Yes, of course. I also have done that for this year, I have written some predictions according to the planetary aspects for 2007.
So what’s next for this year?
Not only for this area, but globally, the important planetary secrets include the opposition between Saturn and Neptune. It’s going to happen on June 25. It happened on August 31 last year and again February 28 this year. If I go back in history, it happened in 1989 coinciding with the fall of the Berlin Wall, along with large-scale unemployment, gold and inflation problems. So this could happen again through the end of June — maybe these things will come again, perhaps the political walls will finally fall in Cyprus, where there has been such trouble between North and South. The second important aspect is the square between Jupiter and Uranus. This coincided in 1986 with the Chernobyl explosion, also war with Israel, the Challenger explosion, the construction of the first nuclear plant in 1951. These things are still around — right now, Iran might be constructing a nuclear plant. It also coincided with many, many revolutions — in Argentina (Peron), the Phillippines, Iran, Idi Amin, the 1958 civil riots in Lebanon. It’s happening again this year so these are some of the things we should watch out for.
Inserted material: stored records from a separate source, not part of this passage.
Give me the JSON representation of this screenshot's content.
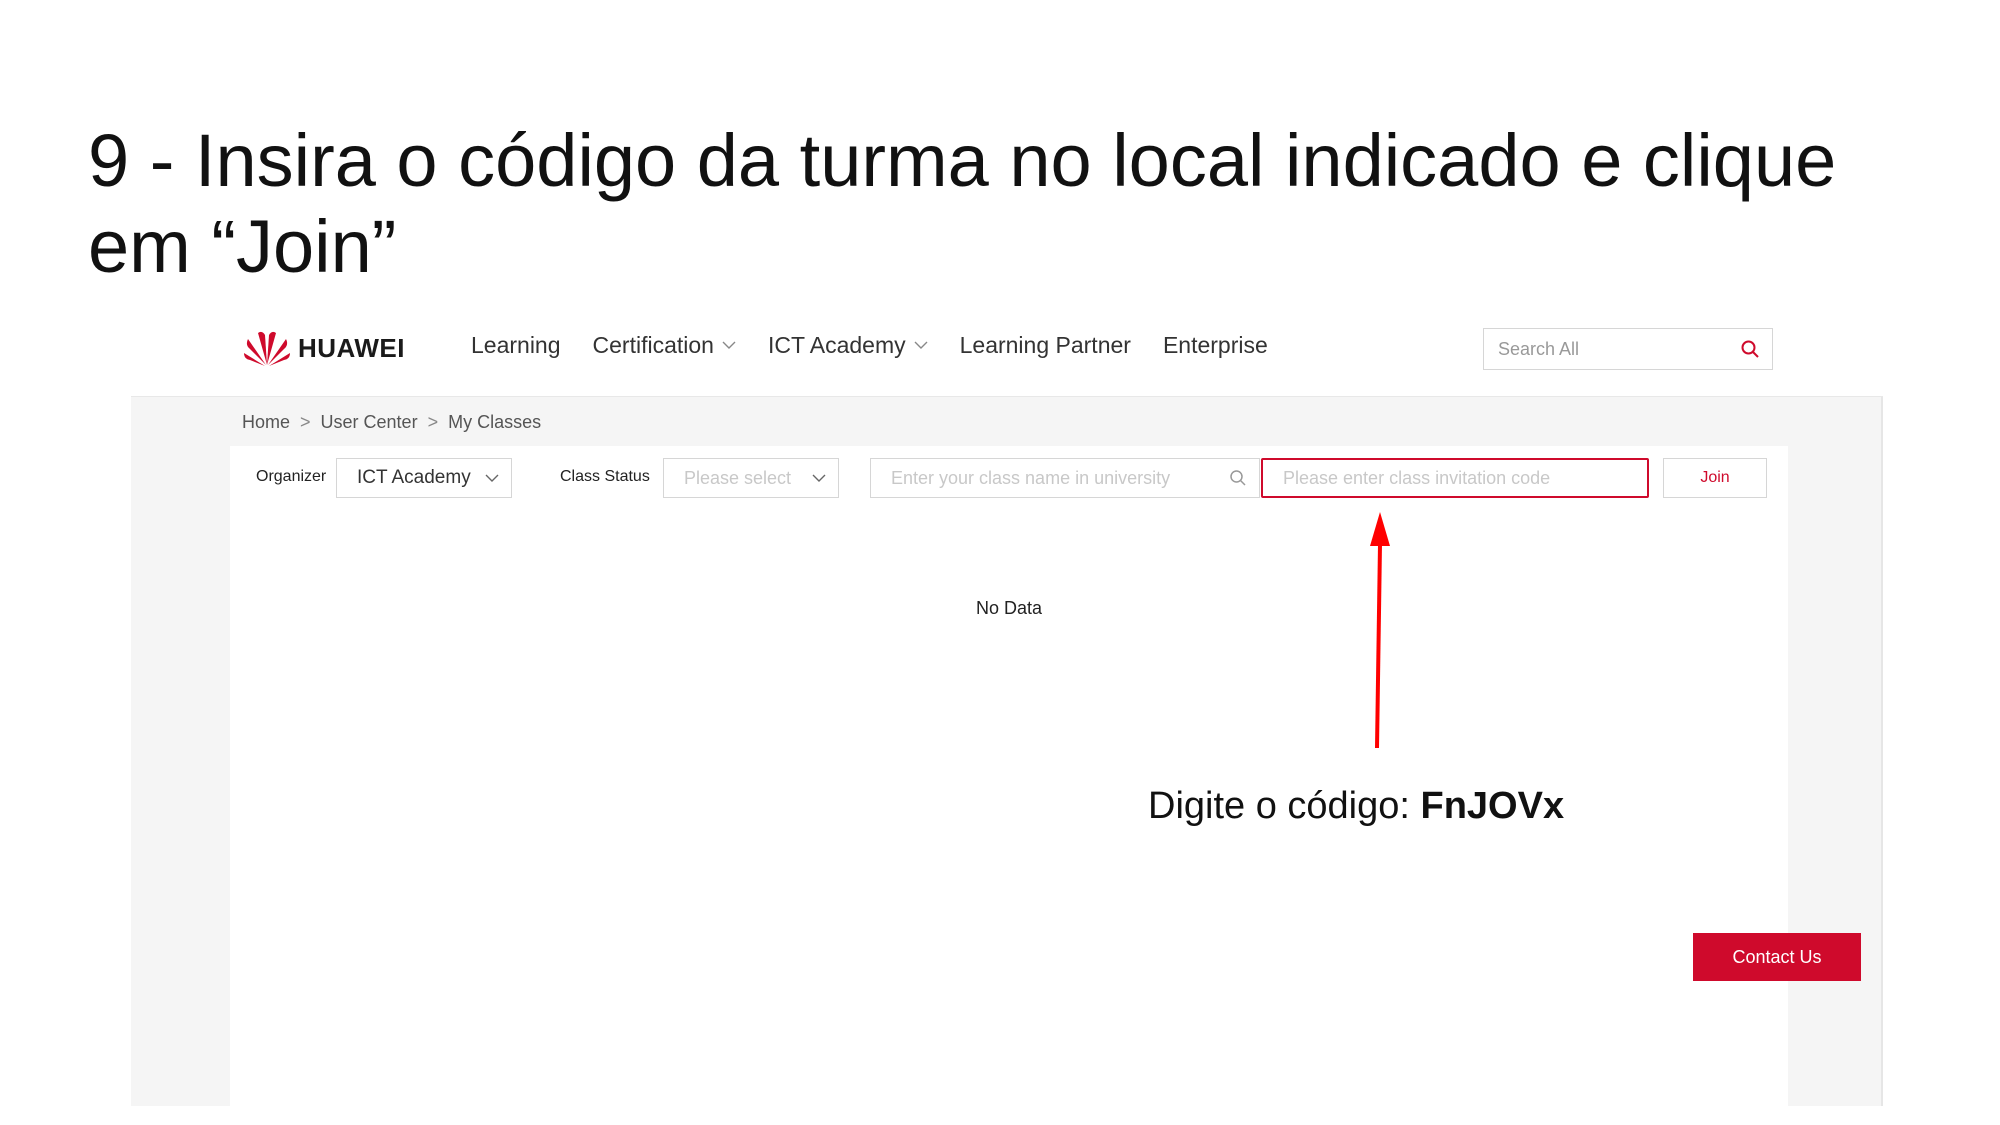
{
  "slide": {
    "title": "9 - Insira o código da turma no local indicado e clique em “Join”",
    "annotation_prefix": "Digite o código: ",
    "annotation_code": "FnJOVx"
  },
  "header": {
    "logo_text": "HUAWEI",
    "nav": [
      {
        "label": "Learning",
        "has_dropdown": false
      },
      {
        "label": "Certification",
        "has_dropdown": true
      },
      {
        "label": "ICT Academy",
        "has_dropdown": true
      },
      {
        "label": "Learning Partner",
        "has_dropdown": false
      },
      {
        "label": "Enterprise",
        "has_dropdown": false
      }
    ],
    "search_placeholder": "Search All"
  },
  "breadcrumb": {
    "items": [
      "Home",
      "User Center",
      "My Classes"
    ],
    "separator": ">"
  },
  "filters": {
    "organizer_label": "Organizer",
    "organizer_value": "ICT Academy",
    "status_label": "Class Status",
    "status_placeholder": "Please select",
    "class_search_placeholder": "Enter your class name in university",
    "code_placeholder": "Please enter class invitation code",
    "join_label": "Join"
  },
  "content": {
    "empty_text": "No Data"
  },
  "contact_label": "Contact Us",
  "colors": {
    "brand_red": "#cf0a2c",
    "arrow_red": "#ff0000",
    "page_gray": "#f5f5f5"
  }
}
The third very important factor, still a way off, is Pluto and Jupiter coming together in December. If you go back, it coincided with the Khomeini revolution in Iran 1981, the bombardment by Israel of nuclear plants in Iraq, the Chechen war, riots in the States in 1955 [Rosa Parks sit-ins, boycotts], the assassination of Martin Luther King and Robert Kennedy and associated riots in 1968. If we take all three factors together, 2007 is not an easy year globally. It doesn’t mean all these things have to happen – it’s just that these are the patterns in the sky and it’s wise to look back and learn their lesson. Perhaps we can learn not to let them happen again — to predict is to prevent, you know?
What’s ahead for you next? New books? More TV? What are you likely to see yourself doing in the near future?
I’m working on my yearly book published here in Lebanon in November. I would like to do more right now, but my whole day is taken up by work and family. I would love to travel more, and have my own prime-time TV program, with guests and audience, not just personal on-air readings (currently I’m working on putting one together).